At the age of 15, de Norville saw the movie Cry Freedom about the murder of Steve Biko in a South African prison cell, which further opened his eyes to prejudice. He followed his parents into the army but chose bomb disposal over infantry through a desire to “help, not hurt”.
He adds: “I was in Bosnia, Rwanda, Northern Ireland and northern Iraq; I saw humanity at its worst. It was a heart-breaking experience, and I thought we could be better than this as a human race.”
After putting his army training to good use by working on a game reserve in Malawi, hunting ivory poachers, he went into strategic workforce planning. He has since worked in DEI for several corporates, the legal sector and the Royal Mail before taking on his current role.
The lightbulb moment – that his life experiences had led him up the DEI path – came when Sage CEO Steve Hare asked him: “Wasn’t it obvious that you’ve always wanted to do this, bearing in mind who you are?”
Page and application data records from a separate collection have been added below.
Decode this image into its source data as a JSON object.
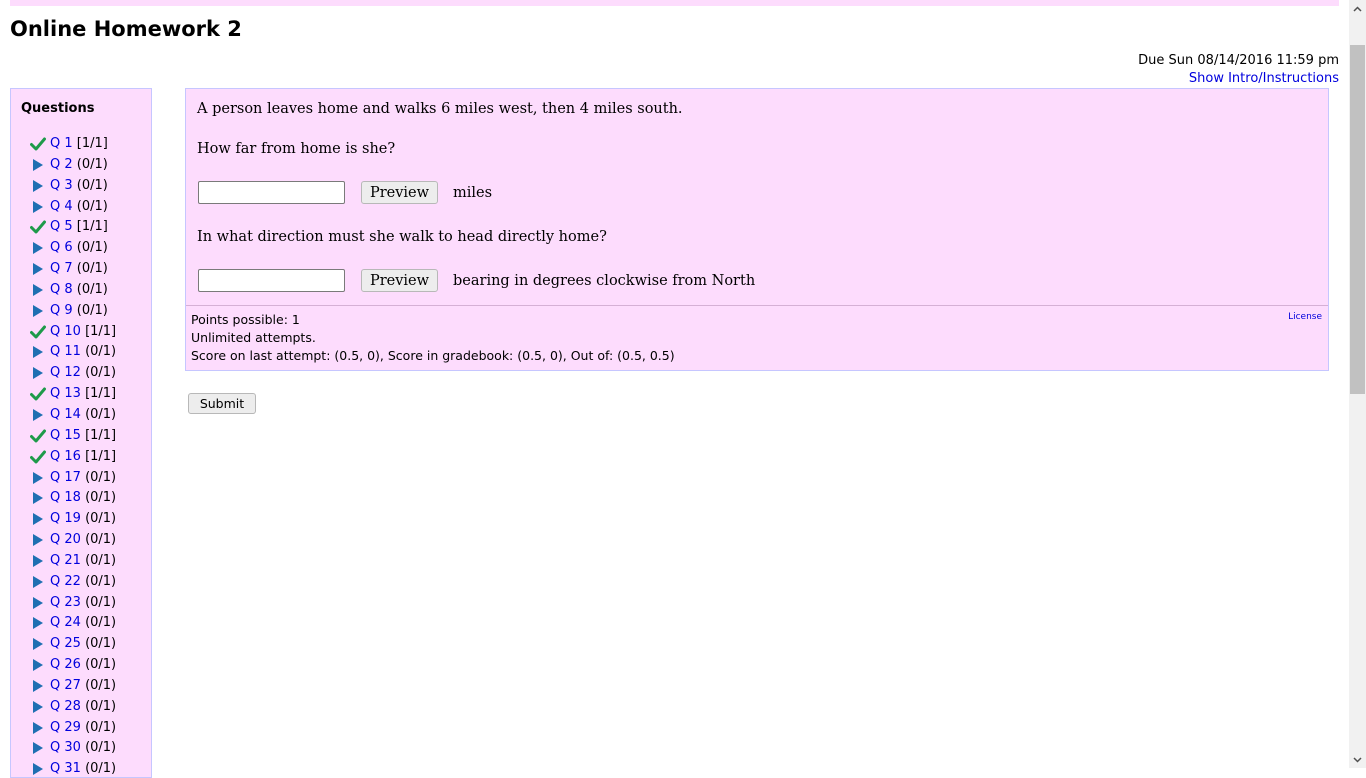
{
  "page": {
    "title": "Online Homework 2",
    "due": "Due Sun 08/14/2016 11:59 pm",
    "show_intro": "Show Intro/Instructions"
  },
  "sidebar": {
    "title": "Questions",
    "questions": [
      {
        "label": "Q 1",
        "score": "[1/1]",
        "status": "correct"
      },
      {
        "label": "Q 2",
        "score": "(0/1)",
        "status": "pending"
      },
      {
        "label": "Q 3",
        "score": "(0/1)",
        "status": "pending"
      },
      {
        "label": "Q 4",
        "score": "(0/1)",
        "status": "pending"
      },
      {
        "label": "Q 5",
        "score": "[1/1]",
        "status": "correct"
      },
      {
        "label": "Q 6",
        "score": "(0/1)",
        "status": "pending"
      },
      {
        "label": "Q 7",
        "score": "(0/1)",
        "status": "pending"
      },
      {
        "label": "Q 8",
        "score": "(0/1)",
        "status": "pending"
      },
      {
        "label": "Q 9",
        "score": "(0/1)",
        "status": "pending"
      },
      {
        "label": "Q 10",
        "score": "[1/1]",
        "status": "correct"
      },
      {
        "label": "Q 11",
        "score": "(0/1)",
        "status": "pending"
      },
      {
        "label": "Q 12",
        "score": "(0/1)",
        "status": "pending"
      },
      {
        "label": "Q 13",
        "score": "[1/1]",
        "status": "correct"
      },
      {
        "label": "Q 14",
        "score": "(0/1)",
        "status": "pending"
      },
      {
        "label": "Q 15",
        "score": "[1/1]",
        "status": "correct"
      },
      {
        "label": "Q 16",
        "score": "[1/1]",
        "status": "correct"
      },
      {
        "label": "Q 17",
        "score": "(0/1)",
        "status": "pending"
      },
      {
        "label": "Q 18",
        "score": "(0/1)",
        "status": "pending"
      },
      {
        "label": "Q 19",
        "score": "(0/1)",
        "status": "pending"
      },
      {
        "label": "Q 20",
        "score": "(0/1)",
        "status": "pending"
      },
      {
        "label": "Q 21",
        "score": "(0/1)",
        "status": "pending"
      },
      {
        "label": "Q 22",
        "score": "(0/1)",
        "status": "pending"
      },
      {
        "label": "Q 23",
        "score": "(0/1)",
        "status": "pending"
      },
      {
        "label": "Q 24",
        "score": "(0/1)",
        "status": "pending"
      },
      {
        "label": "Q 25",
        "score": "(0/1)",
        "status": "pending"
      },
      {
        "label": "Q 26",
        "score": "(0/1)",
        "status": "pending"
      },
      {
        "label": "Q 27",
        "score": "(0/1)",
        "status": "pending"
      },
      {
        "label": "Q 28",
        "score": "(0/1)",
        "status": "pending"
      },
      {
        "label": "Q 29",
        "score": "(0/1)",
        "status": "pending"
      },
      {
        "label": "Q 30",
        "score": "(0/1)",
        "status": "pending"
      },
      {
        "label": "Q 31",
        "score": "(0/1)",
        "status": "pending"
      }
    ]
  },
  "question": {
    "prompt": "A person leaves home and walks 6 miles west, then 4 miles south.",
    "part1_text": "How far from home is she?",
    "part1_value": "",
    "part1_unit": "miles",
    "part2_text": "In what direction must she walk to head directly home?",
    "part2_value": "",
    "part2_unit": "bearing in degrees clockwise from North",
    "preview_label": "Preview",
    "points": "Points possible: 1",
    "attempts": "Unlimited attempts.",
    "score_line": "Score on last attempt: (0.5, 0), Score in gradebook: (0.5, 0), Out of: (0.5, 0.5)",
    "license": "License"
  },
  "actions": {
    "submit": "Submit"
  },
  "colors": {
    "panel_bg": "#fddcfd",
    "link": "#0000dd",
    "check": "#1e9a4a",
    "arrow": "#1f6fb2"
  }
}
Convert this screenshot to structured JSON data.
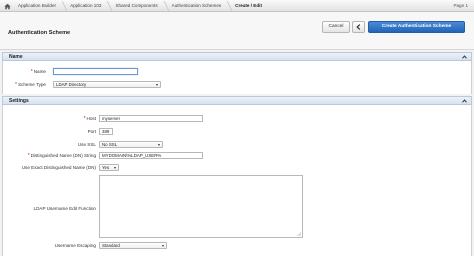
{
  "breadcrumb": {
    "home_icon": "home-icon",
    "items": [
      "Application Builder",
      "Application 103",
      "Shared Components",
      "Authentication Schemes",
      "Create / Edit"
    ],
    "page_indicator": "Page 1"
  },
  "header": {
    "title": "Authentication Scheme",
    "cancel_label": "Cancel",
    "prev_icon": "chevron-left-icon",
    "create_label": "Create Authentication Scheme"
  },
  "name_region": {
    "title": "Name",
    "name_label": "Name",
    "name_value": "",
    "scheme_type_label": "Scheme Type",
    "scheme_type_value": "LDAP Directory"
  },
  "settings_region": {
    "title": "Settings",
    "host_label": "Host",
    "host_value": "myserver",
    "port_label": "Port",
    "port_value": "389",
    "use_ssl_label": "Use SSL",
    "use_ssl_value": "No SSL",
    "dn_string_label": "Distinguished Name (DN) String",
    "dn_string_value": "MYDOMAIN\\%LDAP_USER%",
    "exact_dn_label": "Use Exact Distinguished Name (DN)",
    "exact_dn_value": "Yes",
    "edit_function_label": "LDAP Username Edit Function",
    "edit_function_value": "",
    "escaping_label": "Username Escaping",
    "escaping_value": "Standard"
  },
  "colors": {
    "primary_button": "#2464b7",
    "required_marker": "#d11111",
    "region_header": "#d6e2ef"
  }
}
Says de Norville: “What he meant was that I’m autistic, I identify as pan-sexual, my son’s autistic, and I’m the father of mixed-race children. I really didn’t see it coming, but I was led to this point.”
Foundation for change
He is justifiably proud of the impact he’s been able to make at Sage, especially with All About Us, which is providing the foundation for long-term sustainable change. The plan is to use the data to set tailored targets for each country and integrate data into all People reporting processes to enable better bias detection.
In addition, the All About Us data has been linked to the employee engagement survey to identify and tackle specific challenges. Measuring success will be key to DEI efforts. For example, a report from the board down to the executive team on how many leadership teams are meeting their gender diversity targets.
“We started last year with only 19% of our teams meeting gender diversity targets, and 40% had no diversity at all,” says de Norville. “At the end of the year, 33% were meeting the gender diversity target, and only 16% had no diversity at all. But we can track, measure and drive it if it’s not working. We’re going to do that with other dimensions of diversity as soon as we have the data.
“It’s not just about diversity – the data itself is a measure of progress. Then we have more inclusion-based targets. Our annual employee engagement survey is a DEI index. There are three questions: one about diversity, one about belonging and one about inclusion, and they make an aggregate score. I didn’t want it to be just a diversity score because if people don’t feel a sense of belonging, they don’t stay. So there needs to be a balance of both.”
Sage has an external Glassdoor score, published alongside internal scores and employee resource groups, which have increased in number in the last year, and are seen as important to engage the workforce around the world.
Make DEI relevant to all
The recipe for building an inclusive culture was creating an environment where people could showcase their skills, with the company working with their needs, instead of funnelling them into a system that suits the company.
De Norville believes it’s important to make the DEI strategy relevant to every individual, particularly those in middle management, who are traditionally the hardest group to convince. The answer was to link it to the business strategy and to raise the volume of diverse voices through mentoring and sponsorship. That leads to more innovation, better performance, identifying challenges earlier and, ultimately, more financial success.
Finally, what advice would he give to other DEI professionals who may be struggling to make an impact? “Don’t be disheartened,” he offers.
“We are all on a journey to be much better than we are now, and we are all learning. Also, don’t assume that Sage is doing this particularly well and that it will work in your own organisation. You have your unique challenges and culture. Tailor everything to your own business if you really want to be successful.”